York's 2 Signal Regiment is in charge of all the telecommunications for Camp Bastion.

Their large well air-conditioned offices with flat screen computer monitors and fibre-optic broadband could be an office based in the UK.

Six plasma screens on the wall show the networks they monitor, both in camp and internationally.

Troops who have brought laptops or smart phones have wireless internet at their fingertips thanks to Paradigm cards issued to the forces to communicate with family and friends back home.

SIM cards are removed from mobile phones to prevent the enemy hacking people's personal information and targetting families back home.

There are phone and internet cabins troops can also access, except during Operation Minimise, when communications with the outside world are restricted while military authorities inform the family of a fallen soldier.

For a camp in the middle of the desert, this infrastructure is impressive.

I had expected the facilities to be more austere, rather like the single temperamental cable installed in the press tent.

But a sergeant major laughs when I speak of good facilities. The camp's international telecomms is state of the art, but the IT infrastructure in his office must be something like ours. Compared to Kabul, it's nothing, he says.

I speak to a young lad whose job it is to run the helpdesk. He's the IT guy, like in any other company, who gets the abuse when things go wrong.

There are signs on the door saying any person of any rank abusing staff will be asked to leave. He works long hours and misses his girlfriend terribly.

Another of the IT guys tells me he feels safe within Camp Bastion and says he's embarrassed when people consider him brave for serving in Afghanistan. He says he doesn't feel he deserves the medal bestowed upon him for his service out here.

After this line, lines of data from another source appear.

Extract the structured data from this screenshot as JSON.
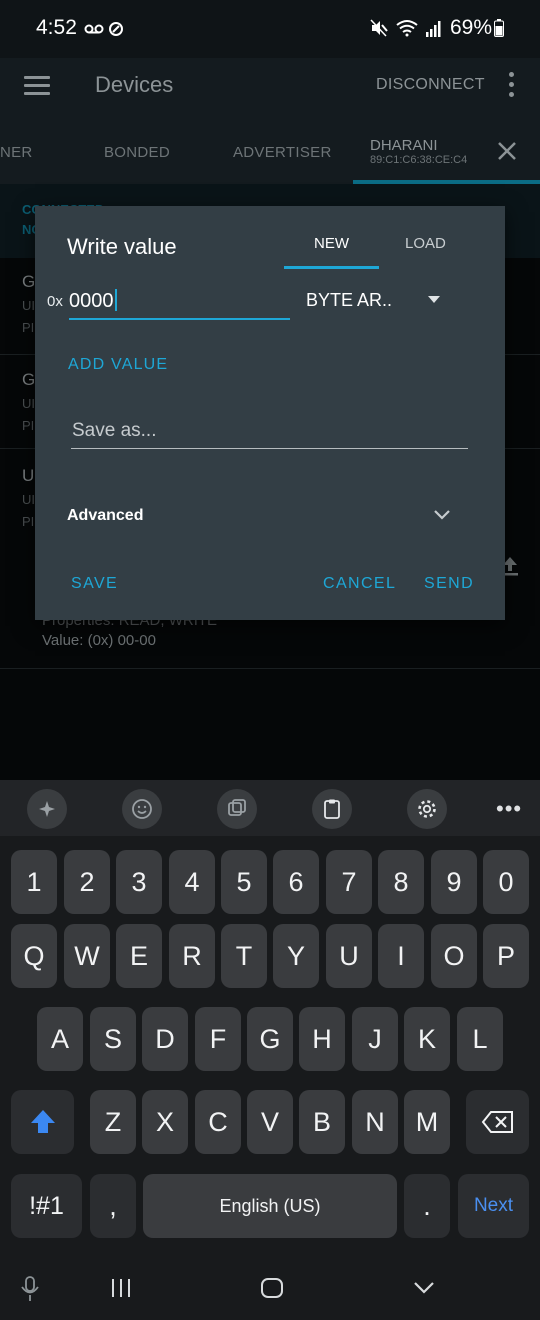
{
  "status_bar": {
    "time": "4:52",
    "battery": "69%"
  },
  "app_bar": {
    "title": "Devices",
    "disconnect_label": "DISCONNECT"
  },
  "tabs": {
    "tab1": "NER",
    "tab2": "BONDED",
    "tab3": "ADVERTISER",
    "active_name": "DHARANI",
    "active_mac": "89:C1:C6:38:CE:C4"
  },
  "background": {
    "conn1": "CONNECTED",
    "conn2": "NO",
    "row1_letter": "G",
    "row1_sub1": "UI",
    "row1_sub2": "PI",
    "row2_letter": "G",
    "row2_sub1": "UI",
    "row2_sub2": "PI",
    "row3_letter": "U",
    "row3_sub1": "UI",
    "row3_sub2": "PI",
    "props": "Properties: READ, WRITE",
    "value": "Value: (0x) 00-00"
  },
  "dialog": {
    "title": "Write value",
    "tab_new": "NEW",
    "tab_load": "LOAD",
    "prefix": "0x",
    "hex_value": "0000",
    "type_value": "BYTE AR..",
    "add_value": "ADD VALUE",
    "save_as_placeholder": "Save as...",
    "advanced": "Advanced",
    "save": "SAVE",
    "cancel": "CANCEL",
    "send": "SEND"
  },
  "keyboard": {
    "row_numbers": [
      "1",
      "2",
      "3",
      "4",
      "5",
      "6",
      "7",
      "8",
      "9",
      "0"
    ],
    "row_qwerty": [
      "Q",
      "W",
      "E",
      "R",
      "T",
      "Y",
      "U",
      "I",
      "O",
      "P"
    ],
    "row_asdf": [
      "A",
      "S",
      "D",
      "F",
      "G",
      "H",
      "J",
      "K",
      "L"
    ],
    "row_zxcv": [
      "Z",
      "X",
      "C",
      "V",
      "B",
      "N",
      "M"
    ],
    "symbols": "!#1",
    "comma": ",",
    "space": "English (US)",
    "period": ".",
    "next": "Next"
  },
  "colors": {
    "accent": "#1ea7d6",
    "dialog_bg": "#333e45",
    "next_key": "#4a8ff0"
  }
}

This is a recurrent theme I get from some of the troops who stay in camp. Their jobs are mundane, they work hard and they miss home. And they seem to almost feel guilty they're not going out on the ground.

It's funny that the guys going out on the ground seem happier. Their jobs, while dangerous, are glamorous and exciting, and they wouldn't do anything else.